GOVERNMENT frequently tells the populace that which it wishes to hear, usually encompassing declarations of actions to address the wishes and challenges facing the people.
However, government has an equally great skill of either not taking action encompassed in its numerous statements, or only partially and belatedly doing so.
It is many months since the media (including, surprisingly, that controlled by the state) exposed the “obscene” salaries and ancillary employment benefits of executives of state-owned parastatals, local authorities and other enterprises.
One of the cited beneficiaries was allegedly receiving an aggregate of US$500 000 per month, while others were getting amounts ranging between US$200 000 and US$250 000 monthly.
Such emoluments are shocking and unjustified when related to the services rendered given the constrained circumstances of the entities, and in comparison with private sector emoluments where very few senior and long-serving executives rarely earn more than US$10 000 per month.
Not only was the populace appalled by the salary expose, especially so when compared with levels of remuneration for like-service employees internationally, and the low salaries of most workers in the private and public sectors.
Moreover, with more than 80% of Zimbabweans struggling to survive on incomes below the Poverty Datum Line (PDL), it was incomprehensible and aggravating to learn of the unjustifiable remuneration of bosses of such entities.
The fury of the populace was also fuelled by the fact that, by its own admission, government is bankrupt with monthly revenues insignificant against expenditure, especially as much of the expenditures are perceived as unnecessary or of very low priority.
Concurrently many essential expenditures are not funded by the state.
Almost immediately after the media exposé government issued highly condemnatory statements, with many demanding urgent remedial action.
Almost without exception those ministers directly or indirectly responsible for the parastatals and other entities paying unjustifiable executive salaries expressed their horror at the size of the remuneration packages, and gave assurances action would be taken.
(It is intriguing that none of them sought to explain how they were, for so many years, “unaware” of the huge salaries).
But months have gone by without any evidence of meaningful corrective action.
The Zimbabwean economy thrived during the first four years of Independence, but after milking international donors for as much philanthropic aid as possible, from 1985 onwards the economy progressively declined, save for a few relatively short periods in which marginal economic upturns were realised.
Frequently, government enunciated policies and intents to achieve economic viability and national wellbeing. But policy enunciation and implementation proved to be two very different things. There are many instances illustrative of this:
Since the implementation of Zimbabwe’s land reform programmes farmers would be assured of ongoing tenure and ability to collateralise land as security for borrowings, which would give them access to working capital resources.
Yet again, four months ago, government stated that it was proceeding with the preparation and issue of 99-year negotiable and transferrable leases, but nothing has happened so far.
Three years ago government terminated the provision of export incentives to Zimbabwean industries, resulting in a pronounced decline in industrial output with concomitant negative repercussions on the economy in general, and upon employment for the populace in general.

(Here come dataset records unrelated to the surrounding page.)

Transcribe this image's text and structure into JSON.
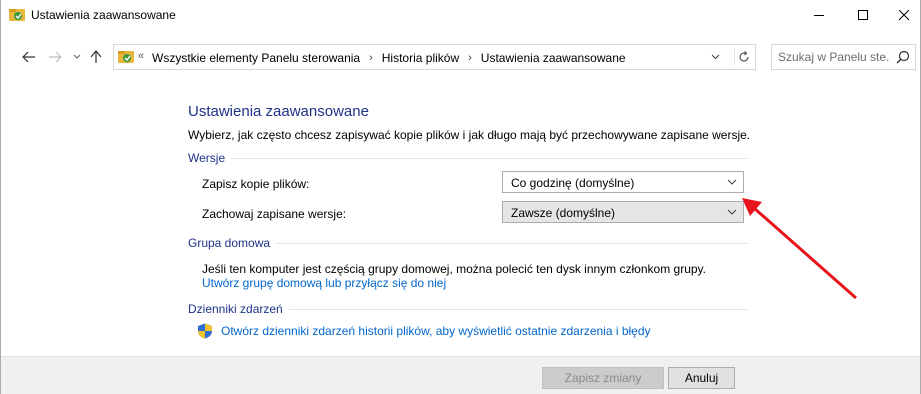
{
  "window": {
    "title": "Ustawienia zaawansowane",
    "controls": {
      "minimize": "minimize-icon",
      "maximize": "maximize-icon",
      "close": "close-icon"
    }
  },
  "navigation": {
    "back": "back-arrow-icon",
    "forward": "forward-arrow-icon",
    "recent": "chevron-down-icon",
    "up": "up-arrow-icon",
    "overflow_marker": "«",
    "breadcrumbs": [
      "Wszystkie elementy Panelu sterowania",
      "Historia plików",
      "Ustawienia zaawansowane"
    ],
    "separator": "›",
    "search_placeholder": "Szukaj w Panelu ste..."
  },
  "content": {
    "heading": "Ustawienia zaawansowane",
    "intro": "Wybierz, jak często chcesz zapisywać kopie plików i jak długo mają być przechowywane zapisane wersje.",
    "versions": {
      "label": "Wersje",
      "save_copies_label": "Zapisz kopie plików:",
      "save_copies_value": "Co godzinę (domyślne)",
      "keep_versions_label": "Zachowaj zapisane wersje:",
      "keep_versions_value": "Zawsze (domyślne)"
    },
    "homegroup": {
      "label": "Grupa domowa",
      "text": "Jeśli ten komputer jest częścią grupy domowej, można polecić ten dysk innym członkom grupy.",
      "link": "Utwórz grupę domową lub przyłącz się do niej"
    },
    "eventlogs": {
      "label": "Dzienniki zdarzeń",
      "link": "Otwórz dzienniki zdarzeń historii plików, aby wyświetlić ostatnie zdarzenia i błędy"
    }
  },
  "footer": {
    "save_label": "Zapisz zmiany",
    "cancel_label": "Anuluj"
  },
  "colors": {
    "heading": "#1e3287",
    "link": "#0066cc",
    "annotation_arrow": "#e8141b"
  }
}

A year later, and several times subsequently, government has assured that new export incentivisation would be forthcoming, but this is yet to be implemented.

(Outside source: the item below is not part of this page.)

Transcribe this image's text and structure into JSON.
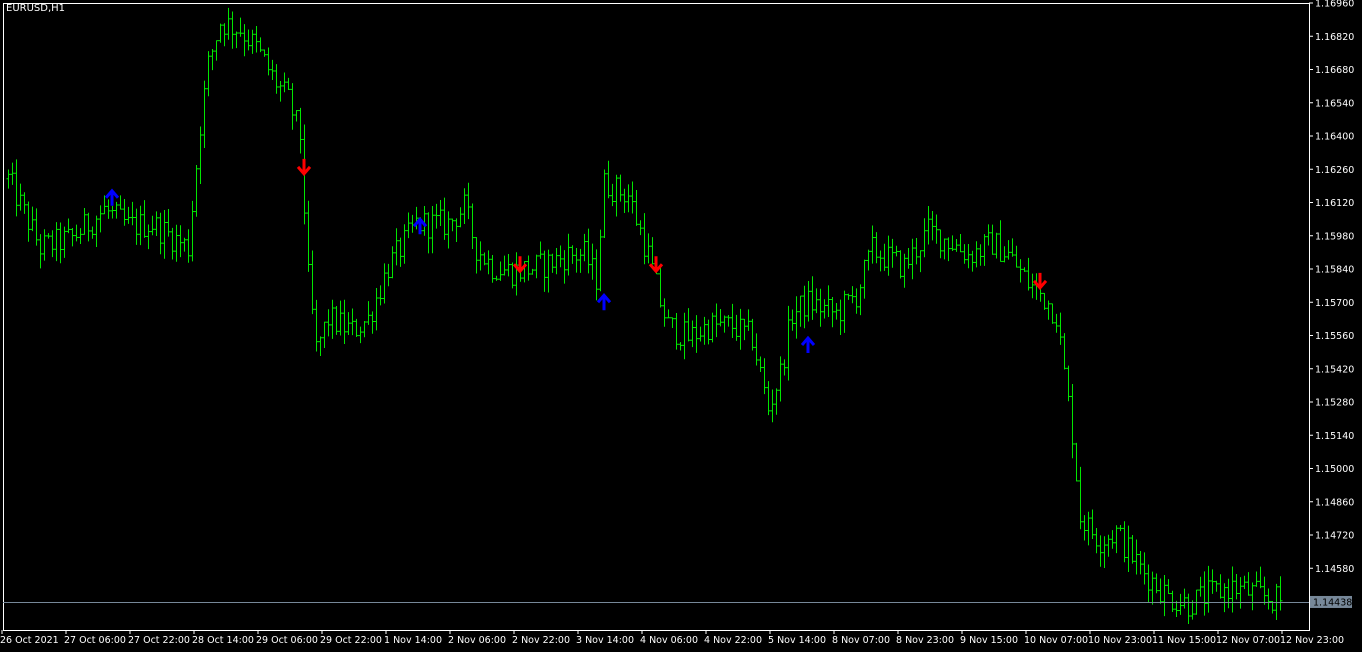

Increasingly, over the last two decades it has become ever more apparent that one of the most virile of Zimbabwean economic activities has been corruption. There is immense corruption within the corridors of government, local authorities and the private sector.
After many assurances by the state that major measures would be pursued to curb and contain corruption, an Anti-Corruption Commission was established, but not only has there been no diminution in public and private sector corrupt practices, there actually has been an increase.

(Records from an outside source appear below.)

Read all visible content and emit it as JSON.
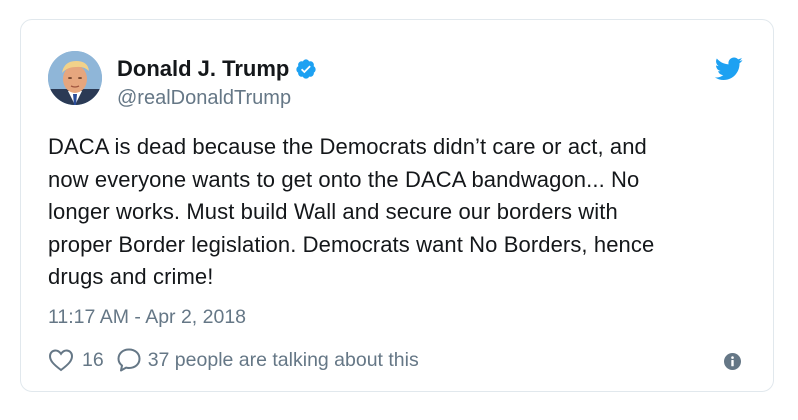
{
  "tweet": {
    "display_name": "Donald J. Trump",
    "handle": "@realDonaldTrump",
    "text": "DACA is dead because the Democrats didn’t care or act, and\nnow everyone wants to get onto the DACA bandwagon... No\nlonger works. Must build Wall and secure our borders with\nproper Border legislation. Democrats want No Borders, hence\ndrugs and crime!",
    "timestamp": "11:17 AM - Apr 2, 2018",
    "like_count": "16",
    "talking_text": "37 people are talking about this"
  },
  "icons": {
    "verified": "verified-badge-icon",
    "brand": "twitter-bird-icon",
    "like": "heart-icon",
    "reply": "speech-bubble-icon",
    "info": "info-icon"
  },
  "colors": {
    "brand_blue": "#1da1f2",
    "text_primary": "#14171a",
    "text_secondary": "#657786",
    "border": "#e1e8ed"
  }
}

That increase has undoubtedly been partially driven by the horrific decline in economic circumstances, but also inevitably by recognition of the endless failure of the state to implement anti-corruption actions.
In view of the abysmal service delivery and poor performance of many parastatals, relevant ministers and sometimes the presidency have sought to assure the populace of imminent remedial actions.
To date, however, there is very little evidence of any significant such actions.
These are a few of the great number of statements and assurances which emanating from government. With only a few highly commendable exceptions, the political leadership of Zimbabwe has proven itself to be very adept at talking, but devoid of action.